Hong Kong will soon be able to predict the timing and intensity of a flu outbreak as accurately as the weather, thanks to a groundbreaking study by scientists at the University of Hong Kong and Columbia University in the United States.
The city's first flu forecasts will be able to pinpoint the peak of an outbreak three weeks in advance with accuracy as high as 93 per cent, said Dr Eric Lau Ho-yin, assistant professor at HKU's school of public health.
"These forecasts provide information on lead times that can be valuable for the public and health officials," Lau told the South China Morning Post.
"The public can choose to get a flu vaccine to protect themselves against infection before the peak season comes, while the government can anticipate how to plan health policies."
Lau said he expected the forecasts could be put into use this autumn, before the city is hit by the winter flu peak.
Hong Kong has seen a decrease in the number of flu cases this week after reaching the summer peak in late June to early July.
Between June 12 and 29, there were 173 cases of influenza requiring admission to intensive care, of which 127 patients died, according to the city's Centre for Health Protection.
This summer's flu season has been milder than that of the winter this year, which killed 496 people between January and April, compared to 133 deaths the previous winter.
Lau said it was more difficult to predict flu patterns in Hong Kong than in the US due to the city's subtropical climate. In the US, seasonal flu outbreaks were restricted to the winter, he said.
The flu forecasts employ a computer model to generate multiple simulations that mimic the behaviour of an outbreak. They have been used by Columbia since 2013 to publish weekly regional flu forecasts for more than 100 US cities.
Predictions for Hong Kong will be based on flu surveillance data published weekly by the government and a modified formula to suit the city's situation.
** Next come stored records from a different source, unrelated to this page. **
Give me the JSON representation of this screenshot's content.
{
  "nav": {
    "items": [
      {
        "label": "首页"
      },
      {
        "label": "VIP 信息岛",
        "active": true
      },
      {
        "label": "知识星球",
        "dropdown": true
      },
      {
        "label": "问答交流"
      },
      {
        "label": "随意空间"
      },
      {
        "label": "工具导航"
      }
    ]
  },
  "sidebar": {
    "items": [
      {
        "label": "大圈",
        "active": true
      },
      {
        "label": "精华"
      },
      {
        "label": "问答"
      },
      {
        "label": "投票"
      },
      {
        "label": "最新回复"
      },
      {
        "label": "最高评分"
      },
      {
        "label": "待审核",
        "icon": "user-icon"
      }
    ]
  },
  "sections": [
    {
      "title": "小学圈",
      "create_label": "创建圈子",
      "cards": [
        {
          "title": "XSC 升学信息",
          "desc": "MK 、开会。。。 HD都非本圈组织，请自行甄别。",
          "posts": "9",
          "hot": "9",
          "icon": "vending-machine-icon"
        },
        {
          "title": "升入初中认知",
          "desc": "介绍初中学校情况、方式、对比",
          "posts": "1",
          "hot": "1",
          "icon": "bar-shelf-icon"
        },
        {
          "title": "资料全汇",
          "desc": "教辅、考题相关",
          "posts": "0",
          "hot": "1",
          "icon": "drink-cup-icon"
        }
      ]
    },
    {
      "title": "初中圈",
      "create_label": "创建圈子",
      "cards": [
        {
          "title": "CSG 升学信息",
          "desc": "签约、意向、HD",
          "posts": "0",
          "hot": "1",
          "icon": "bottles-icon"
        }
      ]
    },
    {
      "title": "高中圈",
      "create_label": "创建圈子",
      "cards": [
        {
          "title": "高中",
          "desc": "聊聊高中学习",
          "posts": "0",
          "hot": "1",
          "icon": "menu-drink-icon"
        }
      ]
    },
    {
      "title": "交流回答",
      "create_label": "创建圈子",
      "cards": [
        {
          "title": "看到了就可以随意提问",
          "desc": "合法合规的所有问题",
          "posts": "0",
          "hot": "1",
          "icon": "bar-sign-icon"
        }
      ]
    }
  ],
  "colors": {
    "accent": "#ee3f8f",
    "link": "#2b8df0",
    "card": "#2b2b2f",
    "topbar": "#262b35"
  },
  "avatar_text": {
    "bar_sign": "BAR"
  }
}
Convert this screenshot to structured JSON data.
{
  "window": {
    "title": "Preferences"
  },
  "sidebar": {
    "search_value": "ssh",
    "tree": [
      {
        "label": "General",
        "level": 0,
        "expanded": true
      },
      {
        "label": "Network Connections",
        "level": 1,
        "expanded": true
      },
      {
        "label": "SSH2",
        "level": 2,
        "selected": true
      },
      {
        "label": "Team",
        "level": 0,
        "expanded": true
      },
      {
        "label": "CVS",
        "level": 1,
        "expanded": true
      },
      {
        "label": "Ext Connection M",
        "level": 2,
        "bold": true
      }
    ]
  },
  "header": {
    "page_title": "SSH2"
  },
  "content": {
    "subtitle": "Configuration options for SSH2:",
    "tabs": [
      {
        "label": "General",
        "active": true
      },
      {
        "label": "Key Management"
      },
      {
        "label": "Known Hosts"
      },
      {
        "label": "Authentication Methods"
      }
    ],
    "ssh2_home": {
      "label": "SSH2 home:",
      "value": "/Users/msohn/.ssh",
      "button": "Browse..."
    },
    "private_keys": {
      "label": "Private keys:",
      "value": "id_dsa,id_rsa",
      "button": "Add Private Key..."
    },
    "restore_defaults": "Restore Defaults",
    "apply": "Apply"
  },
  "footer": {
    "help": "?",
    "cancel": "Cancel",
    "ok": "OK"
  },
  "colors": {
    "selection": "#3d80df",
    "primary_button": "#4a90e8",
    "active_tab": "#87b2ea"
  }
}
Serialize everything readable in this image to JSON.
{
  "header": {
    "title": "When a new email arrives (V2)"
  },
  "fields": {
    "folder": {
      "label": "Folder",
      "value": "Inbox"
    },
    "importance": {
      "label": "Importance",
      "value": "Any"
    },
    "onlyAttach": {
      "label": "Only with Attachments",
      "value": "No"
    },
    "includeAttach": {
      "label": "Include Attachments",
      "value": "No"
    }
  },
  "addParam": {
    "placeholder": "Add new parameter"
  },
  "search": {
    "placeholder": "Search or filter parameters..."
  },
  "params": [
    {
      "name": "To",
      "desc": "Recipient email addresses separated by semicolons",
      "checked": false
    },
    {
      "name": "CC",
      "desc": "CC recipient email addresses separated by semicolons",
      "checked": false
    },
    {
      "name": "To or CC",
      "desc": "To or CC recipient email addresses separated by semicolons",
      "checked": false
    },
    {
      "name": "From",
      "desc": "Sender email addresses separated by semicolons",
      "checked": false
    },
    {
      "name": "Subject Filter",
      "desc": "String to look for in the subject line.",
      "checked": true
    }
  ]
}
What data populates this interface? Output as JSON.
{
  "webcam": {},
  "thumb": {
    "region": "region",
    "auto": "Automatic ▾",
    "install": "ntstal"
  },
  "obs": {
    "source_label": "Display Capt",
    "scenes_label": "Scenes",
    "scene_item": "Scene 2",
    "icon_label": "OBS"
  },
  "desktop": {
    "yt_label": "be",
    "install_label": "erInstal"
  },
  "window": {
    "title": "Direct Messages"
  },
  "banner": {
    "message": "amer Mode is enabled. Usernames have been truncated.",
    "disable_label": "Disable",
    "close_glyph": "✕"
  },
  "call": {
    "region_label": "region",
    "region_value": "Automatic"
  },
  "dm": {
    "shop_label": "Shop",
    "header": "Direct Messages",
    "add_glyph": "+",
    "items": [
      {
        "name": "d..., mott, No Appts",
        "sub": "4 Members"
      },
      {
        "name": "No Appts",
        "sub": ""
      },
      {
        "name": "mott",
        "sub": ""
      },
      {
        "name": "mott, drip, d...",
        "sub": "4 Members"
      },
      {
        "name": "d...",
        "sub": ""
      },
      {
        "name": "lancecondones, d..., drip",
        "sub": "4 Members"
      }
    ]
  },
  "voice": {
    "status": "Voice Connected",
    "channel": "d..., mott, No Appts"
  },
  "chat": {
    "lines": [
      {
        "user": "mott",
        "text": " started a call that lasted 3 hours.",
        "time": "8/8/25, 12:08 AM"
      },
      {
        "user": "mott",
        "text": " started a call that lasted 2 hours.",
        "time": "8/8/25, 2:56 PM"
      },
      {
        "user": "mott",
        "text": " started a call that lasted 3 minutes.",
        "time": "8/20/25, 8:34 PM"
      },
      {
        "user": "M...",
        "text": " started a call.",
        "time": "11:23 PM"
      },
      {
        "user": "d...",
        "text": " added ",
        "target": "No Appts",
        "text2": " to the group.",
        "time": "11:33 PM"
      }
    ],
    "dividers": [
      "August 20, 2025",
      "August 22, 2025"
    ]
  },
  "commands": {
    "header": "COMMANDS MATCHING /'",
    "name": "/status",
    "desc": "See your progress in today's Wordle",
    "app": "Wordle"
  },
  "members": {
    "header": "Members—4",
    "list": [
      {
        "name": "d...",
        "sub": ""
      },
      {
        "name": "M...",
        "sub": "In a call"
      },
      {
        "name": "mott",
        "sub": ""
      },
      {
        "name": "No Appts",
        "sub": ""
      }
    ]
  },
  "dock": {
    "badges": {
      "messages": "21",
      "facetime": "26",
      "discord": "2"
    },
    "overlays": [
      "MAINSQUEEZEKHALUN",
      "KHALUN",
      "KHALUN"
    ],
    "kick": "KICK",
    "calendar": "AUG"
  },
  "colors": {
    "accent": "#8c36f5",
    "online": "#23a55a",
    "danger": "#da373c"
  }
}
The formula has to account for the dynamics of a subtropical climate and will incorporate mathematical techniques that prompt the forecast system to recalibrate itself and let go of certain assumptions.
Researchers ran a test case based on data from 1998 to 2013 to retrospectively generate weekly flu forecasts, and they found the system was able to predict both the timing and magnitude of the peaks of 44 flu epidemics over 16 years caused by specific flu strains, Lau said.
"Prediction accuracy varied depending on the strength of the outbreak and how far in advance the prediction was made."
Results from the study were published yesterday in the journal PLOS Computational Biology.